King of Hearts (1966)
Director: Philippe de Broca
Cast: Alan Bates, Geneviève Bujold
Runtime: 104 minutes
Subtitles: English (optional)
Jamie Havlin gives his opinion on a cult anti-war comedy from France that flopped on release before striking a chord with American youth in the days of the Vietnam War.
Philippe de Broca is an interesting figure. He emerged during the French New Wave and served as an assistant director to Claude Chabrol and Francois Trauffaut. His own work, though, was often very different from films like Le Beau Serge or The 400 Blows. Especially King of Hearts.
Set in the late stages of the WWI, Alan Bates (A Kind of Loving, Far From the Madding Crowd) plays Charles Plumpick, a French-born Scottish soldier, who is sent by his commanding officer to disarm a bomb placed in a medieval French town square by the retreating German forces.
On his arrival, he frees many charmingly eccentric characters from a soon-to-be-abandoned local asylum. As they embark on a new world of freedom, these men and women invent new identities for themselves, dress themselves as cardinals, hookers and nobility, and lead their lives as if it is one big carnival.
The depiction of these former inmates could admittedly prove problematic for many modern viewers. This is a wildly idealized portrayal of people with mental health problems. If this makes you uncomfortable, remember every character in the film is a caricature.
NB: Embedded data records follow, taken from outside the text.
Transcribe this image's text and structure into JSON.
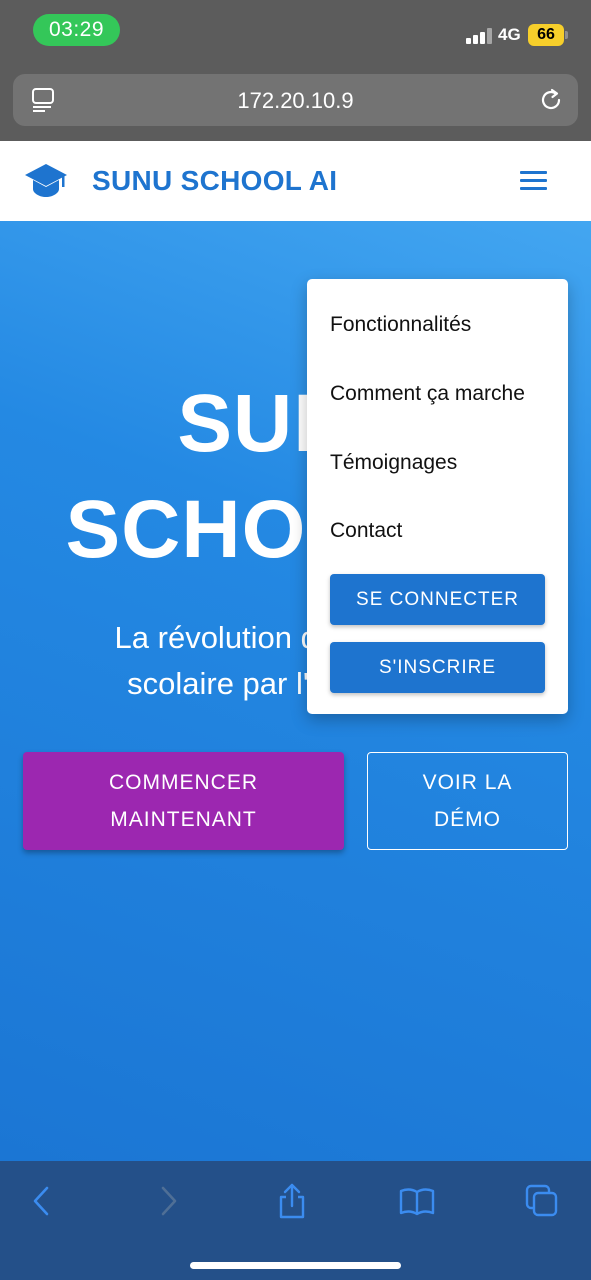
{
  "status_bar": {
    "time": "03:29",
    "network": "4G",
    "battery": "66"
  },
  "browser": {
    "url": "172.20.10.9"
  },
  "header": {
    "brand": "SUNU SCHOOL AI",
    "logo_icon": "graduation-cap-icon",
    "menu_icon": "hamburger-menu-icon",
    "accent_color": "#1e74cf"
  },
  "hero": {
    "title_line1": "SUNU",
    "title_line2": "SCHOOL AI",
    "subtitle_line1": "La révolution de la gestion",
    "subtitle_line2": "scolaire par l'intelligence",
    "primary_button_line1": "COMMENCER",
    "primary_button_line2": "MAINTENANT",
    "secondary_button_line1": "VOIR LA",
    "secondary_button_line2": "DÉMO",
    "primary_color": "#9c27b0"
  },
  "dropdown": {
    "items": [
      "Fonctionnalités",
      "Comment ça marche",
      "Témoignages",
      "Contact"
    ],
    "login_button": "SE CONNECTER",
    "signup_button": "S'INSCRIRE"
  },
  "toolbar": {
    "icons": [
      "back-icon",
      "forward-icon",
      "share-icon",
      "bookmarks-icon",
      "tabs-icon"
    ]
  }
}
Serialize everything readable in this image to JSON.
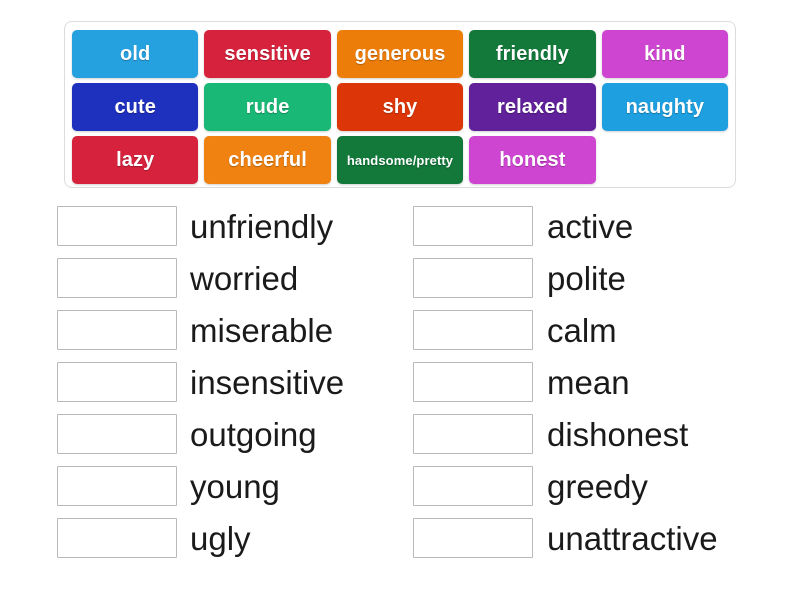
{
  "word_bank": {
    "rows": [
      [
        {
          "label": "old",
          "color": "#26a1e0",
          "size": "normal"
        },
        {
          "label": "sensitive",
          "color": "#d6223c",
          "size": "normal"
        },
        {
          "label": "generous",
          "color": "#ed7d09",
          "size": "normal"
        },
        {
          "label": "friendly",
          "color": "#12793a",
          "size": "normal"
        },
        {
          "label": "kind",
          "color": "#ce45d1",
          "size": "normal"
        }
      ],
      [
        {
          "label": "cute",
          "color": "#1e30be",
          "size": "normal"
        },
        {
          "label": "rude",
          "color": "#19b876",
          "size": "normal"
        },
        {
          "label": "shy",
          "color": "#dc3608",
          "size": "normal"
        },
        {
          "label": "relaxed",
          "color": "#61219b",
          "size": "normal"
        },
        {
          "label": "naughty",
          "color": "#1e9fe0",
          "size": "normal"
        }
      ],
      [
        {
          "label": "lazy",
          "color": "#d6223c",
          "size": "normal"
        },
        {
          "label": "cheerful",
          "color": "#ef8211",
          "size": "normal"
        },
        {
          "label": "handsome/pretty",
          "color": "#12793a",
          "size": "small"
        },
        {
          "label": "honest",
          "color": "#ce45d1",
          "size": "normal"
        },
        {
          "label": "",
          "color": "transparent",
          "size": "empty"
        }
      ]
    ]
  },
  "answers": {
    "left_column": [
      {
        "blank_value": "",
        "label": "unfriendly"
      },
      {
        "blank_value": "",
        "label": "worried"
      },
      {
        "blank_value": "",
        "label": "miserable"
      },
      {
        "blank_value": "",
        "label": "insensitive"
      },
      {
        "blank_value": "",
        "label": "outgoing"
      },
      {
        "blank_value": "",
        "label": "young"
      },
      {
        "blank_value": "",
        "label": "ugly"
      }
    ],
    "right_column": [
      {
        "blank_value": "",
        "label": "active"
      },
      {
        "blank_value": "",
        "label": "polite"
      },
      {
        "blank_value": "",
        "label": "calm"
      },
      {
        "blank_value": "",
        "label": "mean"
      },
      {
        "blank_value": "",
        "label": "dishonest"
      },
      {
        "blank_value": "",
        "label": "greedy"
      },
      {
        "blank_value": "",
        "label": "unattractive"
      }
    ]
  }
}
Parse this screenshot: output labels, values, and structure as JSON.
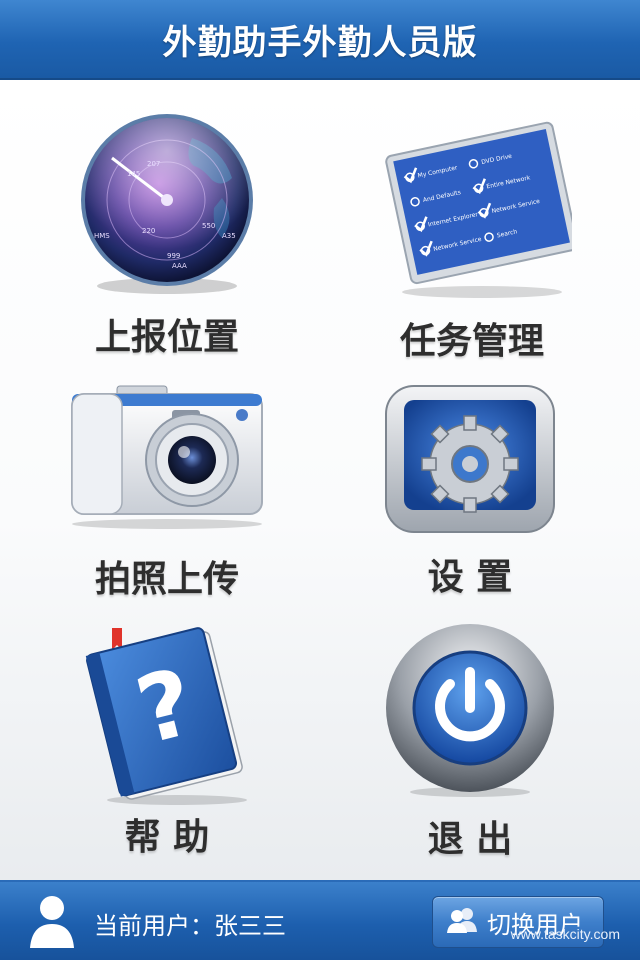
{
  "header": {
    "title": "外勤助手外勤人员版"
  },
  "menu": {
    "report_location": "上报位置",
    "task_management": "任务管理",
    "photo_upload": "拍照上传",
    "settings": "设 置",
    "help": "帮 助",
    "exit": "退 出"
  },
  "radar": {
    "labels": [
      "145",
      "207",
      "HMS",
      "220",
      "550",
      "A35",
      "999",
      "AAA"
    ]
  },
  "checklist": {
    "items": [
      "My Computer",
      "DVD Drive",
      "And Defaults",
      "Entire Network",
      "Internet Explorer",
      "Network Service",
      "Network Service",
      "Search"
    ]
  },
  "footer": {
    "current_user_label": "当前用户：张三三",
    "switch_user_label": "切换用户",
    "watermark": "www.taskcity.com"
  },
  "colors": {
    "header_blue": "#1f64b3",
    "footer_blue": "#1d5fae",
    "label_text": "#2e2e2e"
  }
}
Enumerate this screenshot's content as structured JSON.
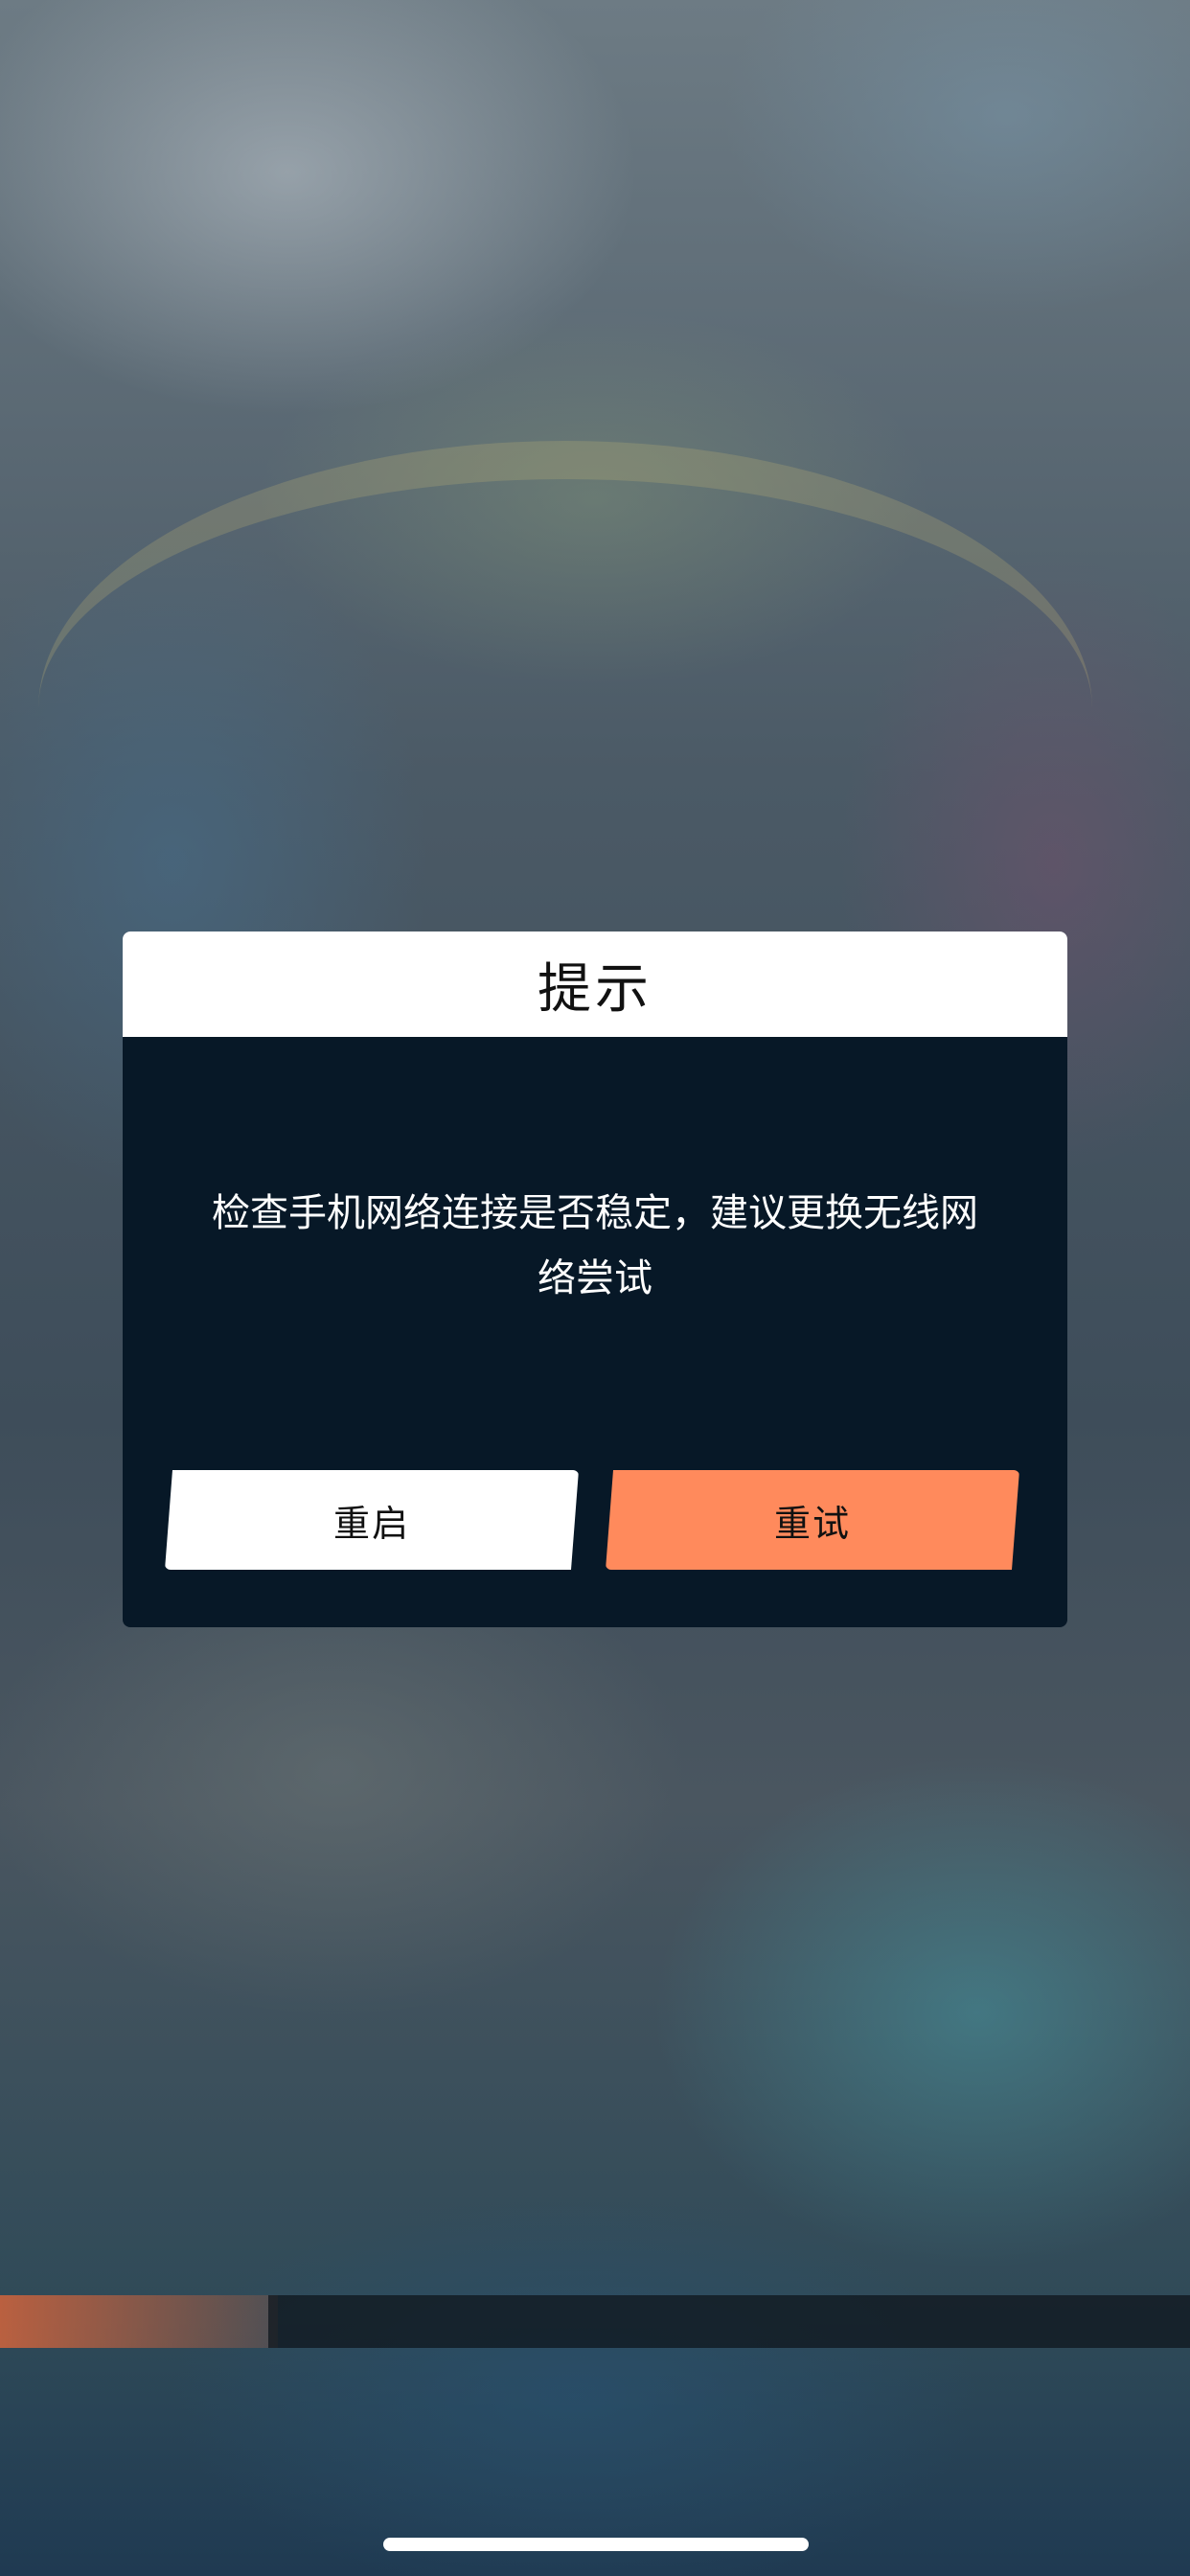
{
  "dialog": {
    "title": "提示",
    "message": "检查手机网络连接是否稳定，建议更换无线网络尝试",
    "buttons": {
      "restart": "重启",
      "retry": "重试"
    }
  },
  "colors": {
    "dialog_body": "#071827",
    "header_bg": "#ffffff",
    "retry_accent": "#ff8a5c"
  }
}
The director is keen to contrast the good-hearted playfulness of those deemed ‘officially’ mad with the bumbling commanders on both warring factions engaged in the sustained carnage of a pointless war.
Where does the real madness lie?
A simplistic message, sure, but undoubtedly a well-intentioned one.
King of Hearts, though, is just as much a love story as a war story. The romance here involves Plumpick with Poppy, played by a very young Geneviève Bujold (Anne of the Thousand Days, Dead Ringers). This aspect of the film is more satisfactory and as the story unfolds and Plumpick begins to reciprocate Poppy’s feelings I begin to be seduced myself by the director’s vision.
There are some beautifully choreographed Fellini-esque celebrations such as a man playing chess with a chimp, marching bands and a carriage led by a dromedary. Expect bucketloads of absurdist humour too and a clever homage to Harold Lloyd’s famous clock scene in Safety Last!
Pierre Lhomme’s cinematography is stunning throughout and the colours in this 4K restoration truly zing.
On its initial release in France, King of Hearts under-performed at the box office. It fared better across the Atlantic, where it slowly gained cult-film status. By the mid 1970s, the movie was showing in picture houses across America. Astonishingly, it ran at one, the Central Square Cinemas in Cambridge, Massachusetts, for a five year period.
Extras include a feature length audio commentary by film critic Wade Major, a 2017 interview with Geneviève Bujold and a collector’s booklet featuring a new essay by Philip Kemp.
For more on the film: https://www.eurekavideo.co.uk/moc/king-hearts-le-roi-de-c%C5%93ur
All words by Jamie Havlin. More writing by Jamie can be found at his Louder Than War author’s archive.